### Data
^^^^^^^^
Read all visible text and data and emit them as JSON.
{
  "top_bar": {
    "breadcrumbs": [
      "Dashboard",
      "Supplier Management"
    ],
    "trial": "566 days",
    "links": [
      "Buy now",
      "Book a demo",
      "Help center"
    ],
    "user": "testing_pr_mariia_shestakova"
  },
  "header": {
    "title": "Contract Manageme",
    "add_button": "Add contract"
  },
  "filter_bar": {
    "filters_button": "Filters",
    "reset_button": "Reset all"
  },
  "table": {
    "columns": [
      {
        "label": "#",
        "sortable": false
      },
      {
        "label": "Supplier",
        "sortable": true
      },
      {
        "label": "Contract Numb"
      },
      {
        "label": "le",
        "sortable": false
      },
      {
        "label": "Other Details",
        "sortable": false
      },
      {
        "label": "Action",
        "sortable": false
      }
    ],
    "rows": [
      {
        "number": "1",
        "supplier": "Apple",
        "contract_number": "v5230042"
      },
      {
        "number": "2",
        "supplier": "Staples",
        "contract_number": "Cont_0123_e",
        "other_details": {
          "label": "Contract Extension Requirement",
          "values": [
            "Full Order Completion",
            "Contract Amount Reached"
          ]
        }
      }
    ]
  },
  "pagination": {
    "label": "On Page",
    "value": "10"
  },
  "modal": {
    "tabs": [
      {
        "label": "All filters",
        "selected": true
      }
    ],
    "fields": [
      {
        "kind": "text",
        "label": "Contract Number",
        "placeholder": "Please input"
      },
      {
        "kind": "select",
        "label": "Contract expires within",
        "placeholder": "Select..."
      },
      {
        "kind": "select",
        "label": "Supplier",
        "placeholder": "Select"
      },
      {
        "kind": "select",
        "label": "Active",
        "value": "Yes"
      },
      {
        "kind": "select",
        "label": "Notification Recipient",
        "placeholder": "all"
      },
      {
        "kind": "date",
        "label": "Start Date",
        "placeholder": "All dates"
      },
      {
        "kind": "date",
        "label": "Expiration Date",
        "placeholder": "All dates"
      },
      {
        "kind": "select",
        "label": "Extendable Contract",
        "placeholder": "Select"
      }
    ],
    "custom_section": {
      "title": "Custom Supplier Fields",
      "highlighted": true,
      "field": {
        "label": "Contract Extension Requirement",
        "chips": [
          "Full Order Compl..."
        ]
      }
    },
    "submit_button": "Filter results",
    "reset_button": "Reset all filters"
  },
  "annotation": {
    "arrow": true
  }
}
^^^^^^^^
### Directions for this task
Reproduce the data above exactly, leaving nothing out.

### Solution
Read all visible text and data and emit them as JSON.
{
  "top_bar": {
    "breadcrumbs": [
      "Dashboard",
      "Supplier Management"
    ],
    "trial": "566 days",
    "links": [
      "Buy now",
      "Book a demo",
      "Help center"
    ],
    "user": "testing_pr_mariia_shestakova"
  },
  "header": {
    "title": "Contract Manageme",
    "add_button": "Add contract"
  },
  "filter_bar": {
    "filters_button": "Filters",
    "reset_button": "Reset all"
  },
  "table": {
    "columns": [
      {
        "label": "#",
        "sortable": false
      },
      {
        "label": "Supplier",
        "sortable": true
      },
      {
        "label": "Contract Numb"
      },
      {
        "label": "le",
        "sortable": false
      },
      {
        "label": "Other Details",
        "sortable": false
      },
      {
        "label": "Action",
        "sortable": false
      }
    ],
    "rows": [
      {
        "number": "1",
        "supplier": "Apple",
        "contract_number": "v5230042"
      },
      {
        "number": "2",
        "supplier": "Staples",
        "contract_number": "Cont_0123_e",
        "other_details": {
          "label": "Contract Extension Requirement",
          "values": [
            "Full Order Completion",
            "Contract Amount Reached"
          ]
        }
      }
    ]
  },
  "pagination": {
    "label": "On Page",
    "value": "10"
  },
  "modal": {
    "tabs": [
      {
        "label": "All filters",
        "selected": true
      }
    ],
    "fields": [
      {
        "kind": "text",
        "label": "Contract Number",
        "placeholder": "Please input"
      },
      {
        "kind": "select",
        "label": "Contract expires within",
        "placeholder": "Select..."
      },
      {
        "kind": "select",
        "label": "Supplier",
        "placeholder": "Select"
      },
      {
        "kind": "select",
        "label": "Active",
        "value": "Yes"
      },
      {
        "kind": "select",
        "label": "Notification Recipient",
        "placeholder": "all"
      },
      {
        "kind": "date",
        "label": "Start Date",
        "placeholder": "All dates"
      },
      {
        "kind": "date",
        "label": "Expiration Date",
        "placeholder": "All dates"
      },
      {
        "kind": "select",
        "label": "Extendable Contract",
        "placeholder": "Select"
      }
    ],
    "custom_section": {
      "title": "Custom Supplier Fields",
      "highlighted": true,
      "field": {
        "label": "Contract Extension Requirement",
        "chips": [
          "Full Order Compl..."
        ]
      }
    },
    "submit_button": "Filter results",
    "reset_button": "Reset all filters"
  },
  "annotation": {
    "arrow": true
  }
}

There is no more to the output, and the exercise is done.